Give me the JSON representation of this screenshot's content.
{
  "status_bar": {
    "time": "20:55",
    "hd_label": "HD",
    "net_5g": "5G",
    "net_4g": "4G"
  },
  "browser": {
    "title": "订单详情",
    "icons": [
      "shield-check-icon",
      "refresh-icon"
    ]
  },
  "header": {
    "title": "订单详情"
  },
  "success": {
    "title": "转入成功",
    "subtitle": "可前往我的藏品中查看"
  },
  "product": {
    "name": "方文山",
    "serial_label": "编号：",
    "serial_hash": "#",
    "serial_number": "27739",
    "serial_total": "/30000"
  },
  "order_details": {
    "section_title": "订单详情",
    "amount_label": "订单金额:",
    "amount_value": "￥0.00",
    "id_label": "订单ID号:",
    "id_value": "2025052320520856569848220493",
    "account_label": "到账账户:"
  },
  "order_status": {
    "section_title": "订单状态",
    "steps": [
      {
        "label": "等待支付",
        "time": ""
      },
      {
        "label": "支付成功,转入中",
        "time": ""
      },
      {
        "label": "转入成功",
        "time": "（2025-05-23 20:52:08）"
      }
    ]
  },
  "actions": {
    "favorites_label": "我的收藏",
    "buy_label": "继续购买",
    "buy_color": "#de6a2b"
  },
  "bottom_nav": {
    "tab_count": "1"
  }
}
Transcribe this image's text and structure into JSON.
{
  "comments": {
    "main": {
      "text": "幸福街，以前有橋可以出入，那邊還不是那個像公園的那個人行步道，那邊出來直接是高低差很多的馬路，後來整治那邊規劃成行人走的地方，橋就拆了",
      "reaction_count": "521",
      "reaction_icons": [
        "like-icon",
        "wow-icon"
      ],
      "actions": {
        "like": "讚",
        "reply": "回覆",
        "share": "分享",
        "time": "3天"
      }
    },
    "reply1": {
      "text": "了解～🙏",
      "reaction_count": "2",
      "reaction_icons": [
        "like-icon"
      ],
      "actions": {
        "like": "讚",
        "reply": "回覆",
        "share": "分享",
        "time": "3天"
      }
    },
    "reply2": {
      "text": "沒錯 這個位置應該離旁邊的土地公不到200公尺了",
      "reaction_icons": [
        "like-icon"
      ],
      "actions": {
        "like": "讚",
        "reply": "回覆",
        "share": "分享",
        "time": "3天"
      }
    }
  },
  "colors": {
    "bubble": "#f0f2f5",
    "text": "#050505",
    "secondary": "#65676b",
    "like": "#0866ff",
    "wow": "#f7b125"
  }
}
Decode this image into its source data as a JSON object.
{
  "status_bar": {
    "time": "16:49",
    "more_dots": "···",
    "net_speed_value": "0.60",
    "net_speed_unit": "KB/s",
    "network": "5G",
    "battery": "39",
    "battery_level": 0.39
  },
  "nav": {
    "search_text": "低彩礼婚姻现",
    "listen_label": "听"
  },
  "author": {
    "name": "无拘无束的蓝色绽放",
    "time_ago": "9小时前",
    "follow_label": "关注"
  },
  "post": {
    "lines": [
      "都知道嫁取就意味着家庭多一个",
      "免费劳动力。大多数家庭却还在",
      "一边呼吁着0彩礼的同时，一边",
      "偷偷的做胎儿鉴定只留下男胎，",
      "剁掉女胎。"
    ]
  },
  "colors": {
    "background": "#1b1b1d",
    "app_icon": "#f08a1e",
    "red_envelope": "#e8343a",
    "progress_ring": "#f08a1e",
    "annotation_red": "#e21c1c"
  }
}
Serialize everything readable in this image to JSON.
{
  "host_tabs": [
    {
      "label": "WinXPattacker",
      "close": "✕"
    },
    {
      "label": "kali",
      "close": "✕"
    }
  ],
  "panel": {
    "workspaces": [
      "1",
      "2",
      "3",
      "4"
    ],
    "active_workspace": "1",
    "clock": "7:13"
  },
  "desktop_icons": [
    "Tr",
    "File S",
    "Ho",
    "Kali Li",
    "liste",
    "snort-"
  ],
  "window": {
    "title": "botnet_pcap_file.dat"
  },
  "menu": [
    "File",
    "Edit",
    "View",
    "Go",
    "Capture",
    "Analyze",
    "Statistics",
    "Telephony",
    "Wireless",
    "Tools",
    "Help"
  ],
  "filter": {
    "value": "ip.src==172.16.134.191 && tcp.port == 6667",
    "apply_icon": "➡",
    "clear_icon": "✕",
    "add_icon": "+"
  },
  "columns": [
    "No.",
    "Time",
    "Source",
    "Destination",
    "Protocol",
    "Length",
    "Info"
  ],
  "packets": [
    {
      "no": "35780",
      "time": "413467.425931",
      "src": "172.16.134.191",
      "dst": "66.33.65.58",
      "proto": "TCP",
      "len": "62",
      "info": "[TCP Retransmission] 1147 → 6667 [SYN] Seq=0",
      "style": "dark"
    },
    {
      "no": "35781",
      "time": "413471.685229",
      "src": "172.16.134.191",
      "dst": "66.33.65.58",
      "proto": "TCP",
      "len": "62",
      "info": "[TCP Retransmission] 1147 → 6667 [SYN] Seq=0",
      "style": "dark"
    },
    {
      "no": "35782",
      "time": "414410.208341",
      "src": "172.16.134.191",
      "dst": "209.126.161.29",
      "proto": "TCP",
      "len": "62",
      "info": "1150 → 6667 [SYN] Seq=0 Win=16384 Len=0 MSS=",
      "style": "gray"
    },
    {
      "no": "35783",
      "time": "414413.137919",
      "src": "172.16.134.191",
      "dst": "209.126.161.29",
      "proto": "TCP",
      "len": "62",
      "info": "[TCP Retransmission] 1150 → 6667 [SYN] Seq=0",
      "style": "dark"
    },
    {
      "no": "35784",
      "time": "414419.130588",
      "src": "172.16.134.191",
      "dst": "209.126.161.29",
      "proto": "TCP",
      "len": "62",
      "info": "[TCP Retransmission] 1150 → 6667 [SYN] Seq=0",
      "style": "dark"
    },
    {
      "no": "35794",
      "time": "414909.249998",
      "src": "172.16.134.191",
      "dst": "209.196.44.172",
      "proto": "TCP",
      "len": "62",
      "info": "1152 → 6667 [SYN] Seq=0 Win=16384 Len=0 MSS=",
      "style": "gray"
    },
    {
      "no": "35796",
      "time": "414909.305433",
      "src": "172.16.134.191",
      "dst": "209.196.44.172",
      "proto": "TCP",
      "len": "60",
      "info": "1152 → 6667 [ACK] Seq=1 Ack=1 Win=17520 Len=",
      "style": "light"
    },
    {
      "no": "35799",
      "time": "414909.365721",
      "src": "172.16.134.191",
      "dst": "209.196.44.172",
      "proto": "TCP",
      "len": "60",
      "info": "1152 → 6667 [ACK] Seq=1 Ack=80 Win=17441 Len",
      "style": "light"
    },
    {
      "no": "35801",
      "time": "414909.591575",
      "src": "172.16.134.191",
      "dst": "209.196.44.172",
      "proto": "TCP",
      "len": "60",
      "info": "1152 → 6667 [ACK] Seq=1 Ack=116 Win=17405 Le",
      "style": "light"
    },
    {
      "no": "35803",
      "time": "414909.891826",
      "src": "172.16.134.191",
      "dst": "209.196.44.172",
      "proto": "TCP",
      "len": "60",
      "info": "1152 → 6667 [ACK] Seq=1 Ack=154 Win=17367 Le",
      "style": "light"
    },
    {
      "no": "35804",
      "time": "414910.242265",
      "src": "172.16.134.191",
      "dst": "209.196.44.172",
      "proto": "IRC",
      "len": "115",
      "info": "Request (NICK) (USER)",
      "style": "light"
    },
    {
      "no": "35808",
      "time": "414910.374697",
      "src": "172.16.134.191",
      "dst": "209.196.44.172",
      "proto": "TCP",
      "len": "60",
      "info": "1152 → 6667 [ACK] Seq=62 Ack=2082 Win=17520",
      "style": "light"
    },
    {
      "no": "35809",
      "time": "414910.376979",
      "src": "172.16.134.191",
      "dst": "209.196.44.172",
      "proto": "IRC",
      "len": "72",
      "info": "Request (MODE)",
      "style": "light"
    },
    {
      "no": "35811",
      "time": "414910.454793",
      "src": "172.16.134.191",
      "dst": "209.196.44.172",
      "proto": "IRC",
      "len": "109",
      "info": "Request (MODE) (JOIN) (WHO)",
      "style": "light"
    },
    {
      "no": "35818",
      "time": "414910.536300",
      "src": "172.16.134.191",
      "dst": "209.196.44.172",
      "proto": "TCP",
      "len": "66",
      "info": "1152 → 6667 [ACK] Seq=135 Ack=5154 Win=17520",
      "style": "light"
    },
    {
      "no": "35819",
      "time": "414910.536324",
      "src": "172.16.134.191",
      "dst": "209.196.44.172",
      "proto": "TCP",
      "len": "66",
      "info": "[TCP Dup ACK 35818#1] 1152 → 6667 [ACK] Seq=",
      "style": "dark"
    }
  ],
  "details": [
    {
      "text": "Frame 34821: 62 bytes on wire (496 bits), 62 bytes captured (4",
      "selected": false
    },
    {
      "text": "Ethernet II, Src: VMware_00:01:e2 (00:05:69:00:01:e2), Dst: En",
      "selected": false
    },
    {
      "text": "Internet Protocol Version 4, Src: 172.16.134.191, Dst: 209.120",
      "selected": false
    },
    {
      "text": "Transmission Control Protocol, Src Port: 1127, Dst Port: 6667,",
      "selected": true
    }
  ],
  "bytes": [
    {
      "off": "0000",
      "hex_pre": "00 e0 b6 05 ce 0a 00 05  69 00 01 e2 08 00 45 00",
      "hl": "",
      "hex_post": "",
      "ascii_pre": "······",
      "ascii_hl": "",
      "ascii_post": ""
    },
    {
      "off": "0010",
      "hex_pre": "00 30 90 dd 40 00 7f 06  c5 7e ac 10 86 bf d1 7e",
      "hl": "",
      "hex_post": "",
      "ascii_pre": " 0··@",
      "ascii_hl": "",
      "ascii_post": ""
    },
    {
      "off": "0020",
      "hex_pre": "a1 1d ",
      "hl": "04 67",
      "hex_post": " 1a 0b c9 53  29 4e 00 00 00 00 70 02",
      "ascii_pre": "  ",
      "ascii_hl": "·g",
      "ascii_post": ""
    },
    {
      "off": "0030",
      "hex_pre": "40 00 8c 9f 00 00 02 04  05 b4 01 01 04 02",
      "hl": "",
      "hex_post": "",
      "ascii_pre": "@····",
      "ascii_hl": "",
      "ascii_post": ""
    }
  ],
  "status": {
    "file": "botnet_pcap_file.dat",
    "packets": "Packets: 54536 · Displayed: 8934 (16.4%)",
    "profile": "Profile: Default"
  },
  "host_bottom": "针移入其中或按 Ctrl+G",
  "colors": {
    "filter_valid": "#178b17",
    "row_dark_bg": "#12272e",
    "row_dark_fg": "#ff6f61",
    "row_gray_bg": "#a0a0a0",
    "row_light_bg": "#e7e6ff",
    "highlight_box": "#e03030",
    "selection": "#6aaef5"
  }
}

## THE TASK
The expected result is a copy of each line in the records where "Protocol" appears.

## EXERCISE RESULT
    "Protocol",
      "text": "Internet Protocol Version 4, Src: 172.16.134.191, Dst: 209.120",
      "text": "Transmission Control Protocol, Src Port: 1127, Dst Port: 6667,",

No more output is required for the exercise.